Working time accounts constitute a model for the flexibilisation of working hours. Employers and employees agree that the remuneration of the employee concerned will not be paid out immediately and in full but, instead, the amount will be recorded in a working time account in order to pay it out to him or her in the context of a future leave of absence. In the view expressed hitherto by the fiscal authority (cf. BMF circular from 17.6.2009), crediting the working time account does not yet result in an inflow of remuneration. It is only when the credited amount is paid out during a leave of absence – therefore, the point in time when the employee acquires economic authority to dispose of his/her salary – that there is an inflow and the corresponding payroll taxation takes place.
However, up to now, organs of corporations were explicitly excluded from this regulation because it was the opinion of the fiscal authority that agreements on the creation of working time accounts were not compatible with the duties of an organ of a corporation. Consequently, in the case of all managing directors and executive board members, crediting remuneration to a working time account resulted in an immediate inflow of remuneration.
A new BFH ruling
The BFH, in its ruling from 22.2.2018, distanced itself from this restrictive interpretation of the fiscal authority, at least with respect to working time accounts for external organs, i.e. those who are not concurrently shareholders. In the opinion of the Munich judges, there is no legal basis why for the inflow of remuneration other requirements should apply to external organs than do for other employees. This is because even if you follow the view of the fiscal authority such that agreements for working time accounts are not compatible with the duties of an organ of a corporation, nevertheless, the inflow and obtaining economic authority to dispose will be determined by actual circumstances. Yet, the external organ will only acquire the economic authority to dispose once the funds have been paid out.
BMF circular from 8.8.2019
Against the background of the above-mentioned ruling, the BMF adjusted its guidelines with respect to working time accounts for organs of corporations, in its circular from 8.8.2019, as follows:
(1) Organs with no shareholders – Agreements on the creation of working time accounts also have to be recognised in the case of organs of a corporation.
(2) Minority shareholder organs – A review should be carried out on the basis of general principles in order to determine whether or not a hidden profit distribution has been made. If the model has been configured on the basis of an arm’s length arrangement then the working time accounts have to be recognised for payroll tax purposes.
(3) Majority shareholder organs – There will always be a hidden profit distribution.
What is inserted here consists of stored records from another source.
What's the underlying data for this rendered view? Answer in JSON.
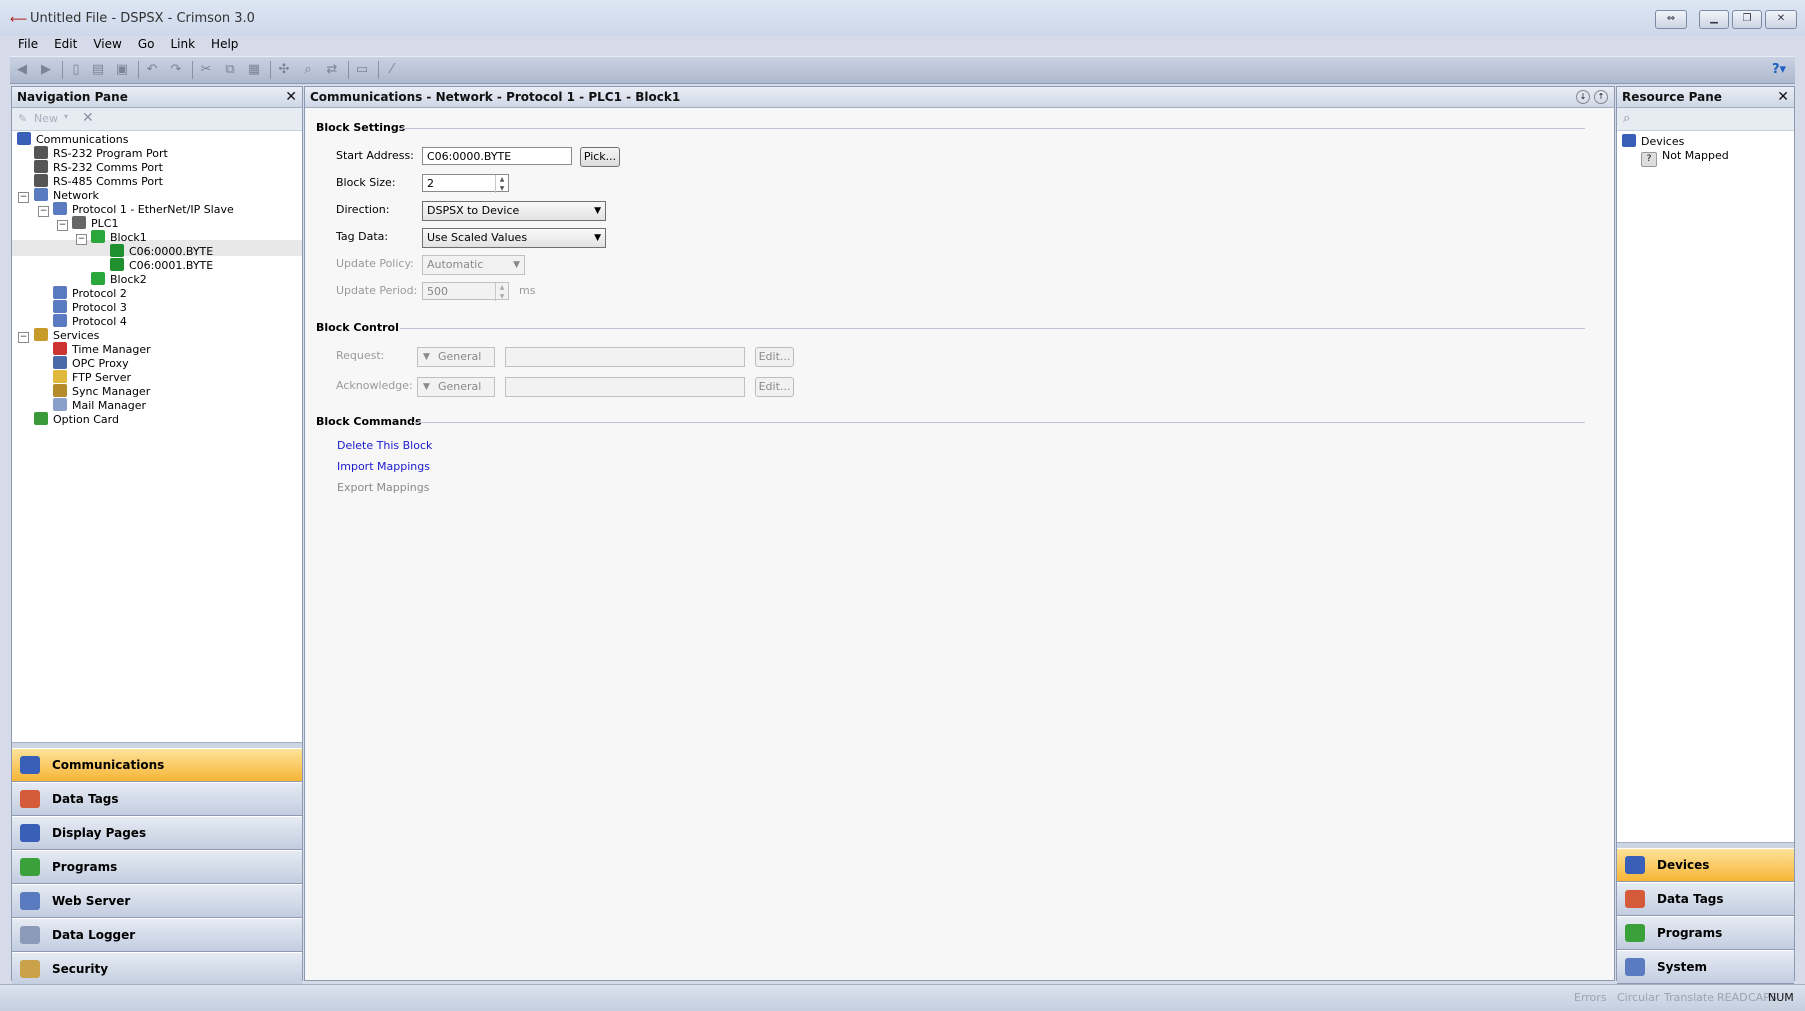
{
  "window": {
    "title": "Untitled File - DSPSX - Crimson 3.0"
  },
  "menu": [
    {
      "label": "File"
    },
    {
      "label": "Edit"
    },
    {
      "label": "View"
    },
    {
      "label": "Go"
    },
    {
      "label": "Link"
    },
    {
      "label": "Help"
    }
  ],
  "nav_pane": {
    "title": "Navigation Pane",
    "toolbar": {
      "new_label": "New"
    },
    "tree": [
      {
        "label": "Communications",
        "icon": "communications-icon"
      },
      {
        "label": "RS-232 Program Port",
        "icon": "serial-port-icon"
      },
      {
        "label": "RS-232 Comms Port",
        "icon": "serial-port-icon"
      },
      {
        "label": "RS-485 Comms Port",
        "icon": "serial-port-icon"
      },
      {
        "label": "Network",
        "icon": "network-icon"
      },
      {
        "label": "Protocol 1 - EtherNet/IP Slave",
        "icon": "protocol-icon"
      },
      {
        "label": "PLC1",
        "icon": "plc-icon"
      },
      {
        "label": "Block1",
        "icon": "block-icon"
      },
      {
        "label": "C06:0000.BYTE",
        "icon": "mapping-icon"
      },
      {
        "label": "C06:0001.BYTE",
        "icon": "mapping-icon"
      },
      {
        "label": "Block2",
        "icon": "block-icon"
      },
      {
        "label": "Protocol 2",
        "icon": "protocol-icon"
      },
      {
        "label": "Protocol 3",
        "icon": "protocol-icon"
      },
      {
        "label": "Protocol 4",
        "icon": "protocol-icon"
      },
      {
        "label": "Services",
        "icon": "services-icon"
      },
      {
        "label": "Time Manager",
        "icon": "clock-icon"
      },
      {
        "label": "OPC Proxy",
        "icon": "opc-icon"
      },
      {
        "label": "FTP Server",
        "icon": "ftp-icon"
      },
      {
        "label": "Sync Manager",
        "icon": "sync-icon"
      },
      {
        "label": "Mail Manager",
        "icon": "mail-icon"
      },
      {
        "label": "Option Card",
        "icon": "card-icon"
      }
    ],
    "selected": "Block1",
    "buttons": [
      {
        "label": "Communications",
        "active": true
      },
      {
        "label": "Data Tags",
        "active": false
      },
      {
        "label": "Display Pages",
        "active": false
      },
      {
        "label": "Programs",
        "active": false
      },
      {
        "label": "Web Server",
        "active": false
      },
      {
        "label": "Data Logger",
        "active": false
      },
      {
        "label": "Security",
        "active": false
      }
    ]
  },
  "main": {
    "breadcrumb": "Communications - Network - Protocol 1 - PLC1 - Block1",
    "block_settings": {
      "title": "Block Settings",
      "start_address_label": "Start Address:",
      "start_address_value": "C06:0000.BYTE",
      "pick_label": "Pick...",
      "block_size_label": "Block Size:",
      "block_size_value": "2",
      "direction_label": "Direction:",
      "direction_value": "DSPSX to Device",
      "tag_data_label": "Tag Data:",
      "tag_data_value": "Use Scaled Values",
      "update_policy_label": "Update Policy:",
      "update_policy_value": "Automatic",
      "update_period_label": "Update Period:",
      "update_period_value": "500",
      "update_period_unit": "ms"
    },
    "block_control": {
      "title": "Block Control",
      "request_label": "Request:",
      "request_type": "General",
      "request_edit": "Edit...",
      "acknowledge_label": "Acknowledge:",
      "acknowledge_type": "General",
      "acknowledge_edit": "Edit..."
    },
    "block_commands": {
      "title": "Block Commands",
      "delete": "Delete This Block",
      "import": "Import Mappings",
      "export": "Export Mappings"
    }
  },
  "resource_pane": {
    "title": "Resource Pane",
    "tree": [
      {
        "label": "Devices"
      },
      {
        "label": "Not Mapped"
      }
    ],
    "buttons": [
      {
        "label": "Devices",
        "active": true
      },
      {
        "label": "Data Tags",
        "active": false
      },
      {
        "label": "Programs",
        "active": false
      },
      {
        "label": "System",
        "active": false
      }
    ]
  },
  "status": {
    "items": [
      "Errors",
      "Circular",
      "Translate",
      "READ",
      "CAPS",
      "NUM"
    ],
    "active": "NUM"
  },
  "colors": {
    "active_button": "#f7b536",
    "link": "#1a1acc"
  }
}
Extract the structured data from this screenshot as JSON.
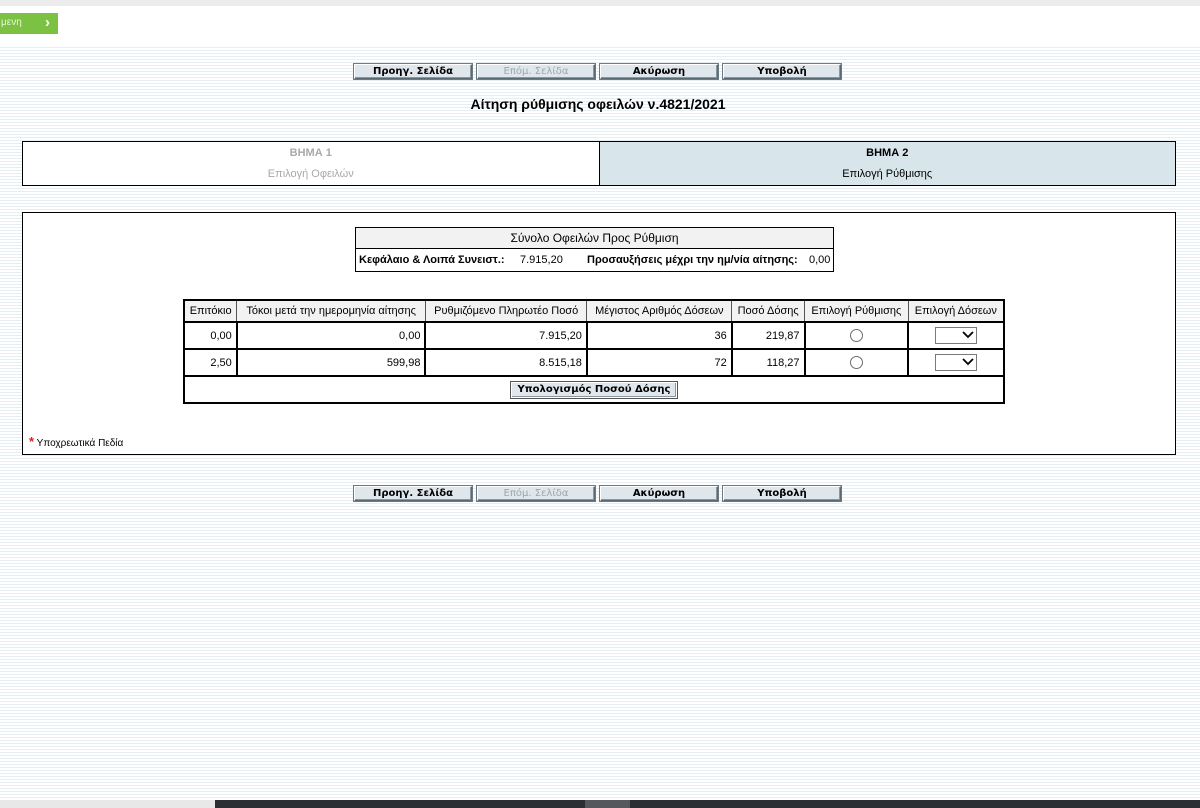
{
  "top_tab": {
    "label": "μενη",
    "arrow_icon": "chevron-right-icon"
  },
  "buttons": {
    "prev": "Προηγ. Σελίδα",
    "next": "Επόμ. Σελίδα",
    "cancel": "Ακύρωση",
    "submit": "Υποβολή"
  },
  "page_title": "Αίτηση ρύθμισης οφειλών ν.4821/2021",
  "steps": [
    {
      "number": "ΒΗΜΑ 1",
      "label": "Επιλογή Οφειλών",
      "active": false
    },
    {
      "number": "ΒΗΜΑ 2",
      "label": "Επιλογή Ρύθμισης",
      "active": true
    }
  ],
  "summary": {
    "header": "Σύνολο Οφειλών Προς Ρύθμιση",
    "principal_label": "Κεφάλαιο & Λοιπά Συνειστ.:",
    "principal_value": "7.915,20",
    "surcharges_label": "Προσαυξήσεις μέχρι την ημ/νία αίτησης:",
    "surcharges_value": "0,00"
  },
  "table": {
    "headers": [
      "Επιτόκιο",
      "Τόκοι μετά την ημερομηνία αίτησης",
      "Ρυθμιζόμενο Πληρωτέο Ποσό",
      "Μέγιστος Αριθμός Δόσεων",
      "Ποσό Δόσης",
      "Επιλογή Ρύθμισης",
      "Επιλογή Δόσεων"
    ],
    "rows": [
      {
        "rate": "0,00",
        "interest": "0,00",
        "amount": "7.915,20",
        "max_installments": "36",
        "installment": "219,87"
      },
      {
        "rate": "2,50",
        "interest": "599,98",
        "amount": "8.515,18",
        "max_installments": "72",
        "installment": "118,27"
      }
    ],
    "calc_button": "Υπολογισμός Ποσού Δόσης"
  },
  "required_note": "Υποχρεωτικά Πεδία",
  "required_marker": "*",
  "colors": {
    "accent_green": "#7cc242",
    "step_active_bg": "#d8e6ec",
    "required_star": "#e02020"
  }
}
Consequently, agreements on the creation of working time accounts may not be recognised for payroll tax purposes.